Throughout his life Felkin displayed a genuine concern for the working classes. In the year his firm collapsed his Beeston workmen presented him with “a beautiful timepiece worth eight guineas” as an expression of “our sincere and heartfelt thanks for the sympathy you have ever manifested toward us in consulting our welfare as a body”.
About 1978, in the newsletter of the Ilkeston and District Local History Society, Peter S Baker wrote an assessment of William Felkin and his work …
His book remains a standard work because the author himself played a central role in the development of the two industries (hosiery and lace)during their years of technological change and commercial evolution. He wrote of personalities — inventors, merchants, trade unionists, politicians and writers — that he knew personally, of constant innovation that he benefitted from or had to compete with, of pressure groups and trade union organisations that he belonged to, and of parallel developments on the Continent and in the United States with which he was in contact. Felkin was, moreover, the self-appointed statistician and economist to the hosiery and lace industries and his pioneer surveys, spread over almost forty years, are incorporated in his monumental work.
Peter also set out Felkin’s thoughts on his place of birth….
he recalled the village as a place “whose streets were dirty and unpaved, save by a simple narrow stepping stone, or ‘Derbyshire causeway’; many of the houses were little better than huts inside or outside, and were noisome and destitute of most of the convenience of life. Of the population the greater part were coal miners, almost without education, and coarse and rude in manners”
[*It appears that there are only a couple of references to Ilkeston in the over 550 pages of William’s book .. and reciprocally, Ilkeston has forgotten William and does not commemorate him in any way.]
and of his character he wrote …
Felkin bore the imprint of his father’s pious and industrious personality all his life. The Rev. Clement Clemance, at Felkin’s memorial service in 1874, described him as one who ‘could speak with fluency, gracefulness and efficiency, and, when his soul was stirred within him, with uncommon power’.
He belonged to that considerable body of middle-class and eminent Victorians who were obsessed with the problem of elevating the working classes from the economic and moral degredation in which, from their lofty perch, they thought their fellow human beings were immersed. Fortunately, he was able to create some of the conditions in which men could elevate themselves — we have this to thank him for.

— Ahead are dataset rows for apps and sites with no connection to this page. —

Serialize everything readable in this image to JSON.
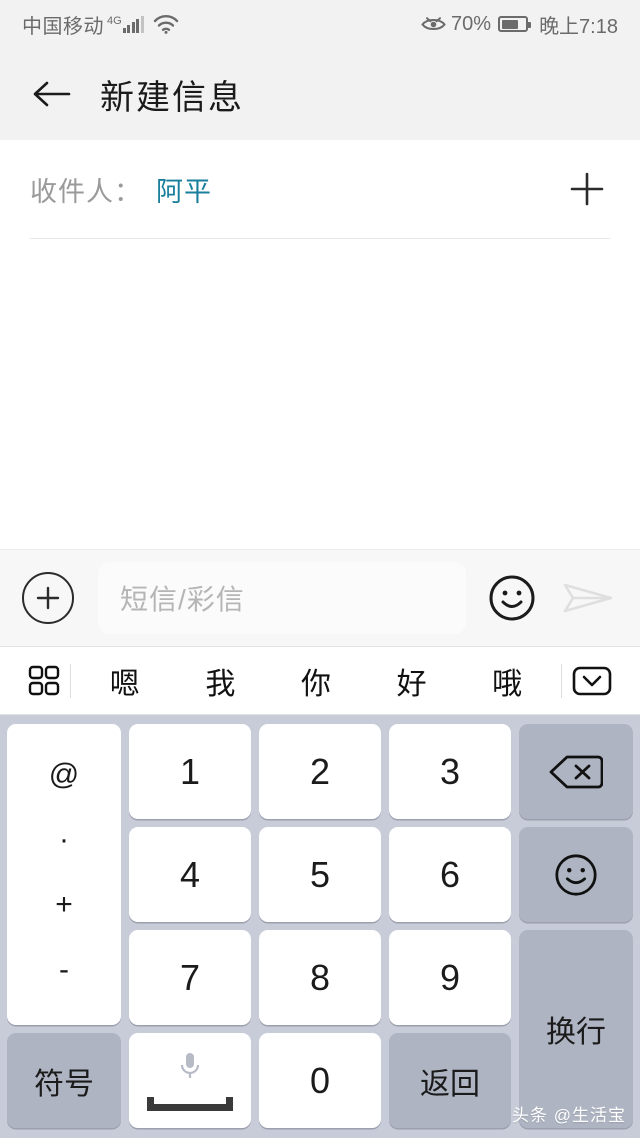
{
  "status_bar": {
    "carrier": "中国移动",
    "network_type": "4G",
    "wifi_icon": "wifi-icon",
    "eye_comfort_icon": "eye-icon",
    "battery_percent": "70%",
    "battery_level": 70,
    "clock": "晚上7:18"
  },
  "title_bar": {
    "back_icon": "back-arrow-icon",
    "title": "新建信息"
  },
  "compose": {
    "recipient_label": "收件人：",
    "recipient_value": "阿平",
    "add_recipient_icon": "plus-icon",
    "recipient_accent_color": "#1a7f9c"
  },
  "input_bar": {
    "attach_icon": "plus-circle-icon",
    "placeholder": "短信/彩信",
    "value": "",
    "emoji_icon": "smiley-icon",
    "send_icon": "send-icon"
  },
  "suggestion_bar": {
    "grid_icon": "grid-icon",
    "words": [
      "嗯",
      "我",
      "你",
      "好",
      "哦"
    ],
    "collapse_icon": "chevron-down-box-icon"
  },
  "keyboard": {
    "background_color": "#c8ccd8",
    "symbol_column": [
      "@",
      "·",
      "+",
      "-"
    ],
    "digits": [
      "1",
      "2",
      "3",
      "4",
      "5",
      "6",
      "7",
      "8",
      "9",
      "0"
    ],
    "backspace_icon": "backspace-icon",
    "emoji_key_icon": "smiley-icon",
    "newline_label": "换行",
    "symbols_label": "符号",
    "space_icon": "microphone-icon",
    "return_label": "返回"
  },
  "watermark": "头条 @生活宝"
}
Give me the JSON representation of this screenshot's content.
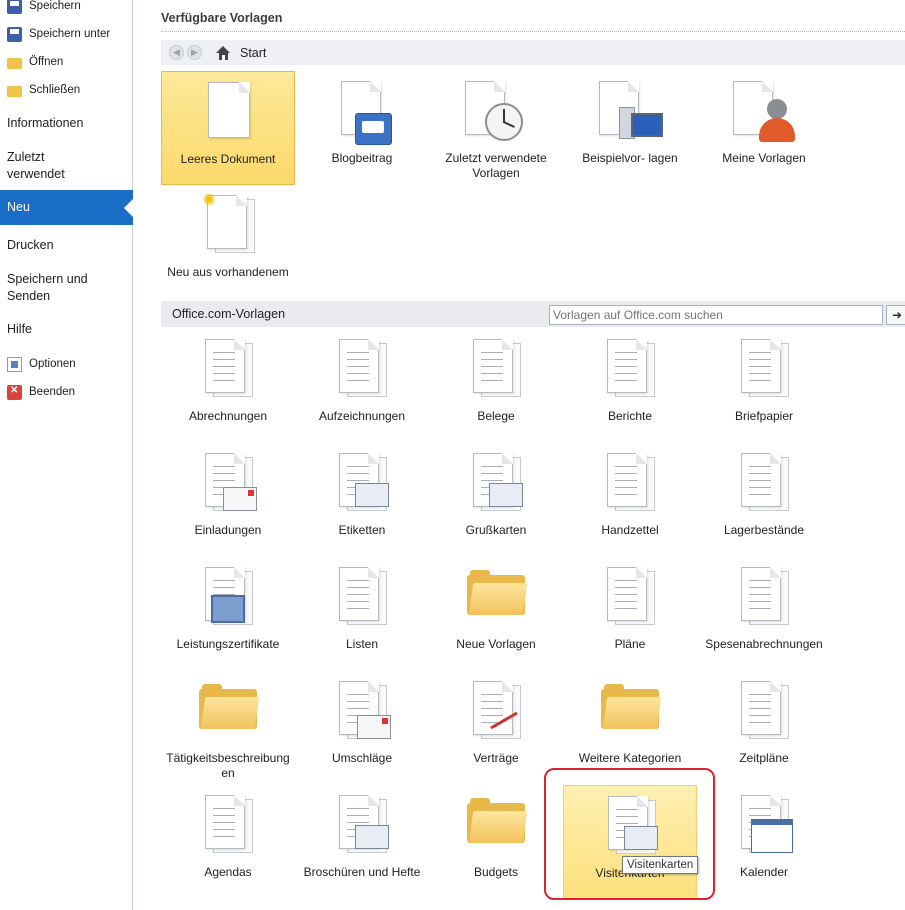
{
  "sidebar": {
    "save": "Speichern",
    "save_as": "Speichern unter",
    "open": "Öffnen",
    "close": "Schließen",
    "info": "Informationen",
    "recent": "Zuletzt verwendet",
    "new": "Neu",
    "print": "Drucken",
    "save_send": "Speichern und Senden",
    "help": "Hilfe",
    "options": "Optionen",
    "exit": "Beenden"
  },
  "available": {
    "title": "Verfügbare Vorlagen",
    "breadcrumb": "Start",
    "tiles": [
      {
        "label": "Leeres Dokument",
        "icon": "blank-document-icon"
      },
      {
        "label": "Blogbeitrag",
        "icon": "blog-post-icon"
      },
      {
        "label": "Zuletzt verwendete Vorlagen",
        "icon": "recent-templates-icon"
      },
      {
        "label": "Beispielvor- lagen",
        "icon": "sample-templates-icon"
      },
      {
        "label": "Meine Vorlagen",
        "icon": "my-templates-icon"
      },
      {
        "label": "Neu aus vorhandenem",
        "icon": "new-from-existing-icon"
      }
    ]
  },
  "office": {
    "title": "Office.com-Vorlagen",
    "search_placeholder": "Vorlagen auf Office.com suchen",
    "search_go": "➜",
    "tiles": [
      "Abrechnungen",
      "Aufzeichnungen",
      "Belege",
      "Berichte",
      "Briefpapier",
      "Einladungen",
      "Etiketten",
      "Grußkarten",
      "Handzettel",
      "Lagerbestände",
      "Leistungszertifikate",
      "Listen",
      "Neue Vorlagen",
      "Pläne",
      "Spesenabrechnungen",
      "Tätigkeitsbeschreibung en",
      "Umschläge",
      "Verträge",
      "Weitere Kategorien",
      "Zeitpläne",
      "Agendas",
      "Broschüren und Hefte",
      "Budgets",
      "Visitenkarten",
      "Kalender"
    ],
    "tooltip": "Visitenkarten"
  }
}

And so we walk on. The neighbour of the old Baptist Chapel was the Prince of Wales … but not the one to whom Charles Aked preached in 1923.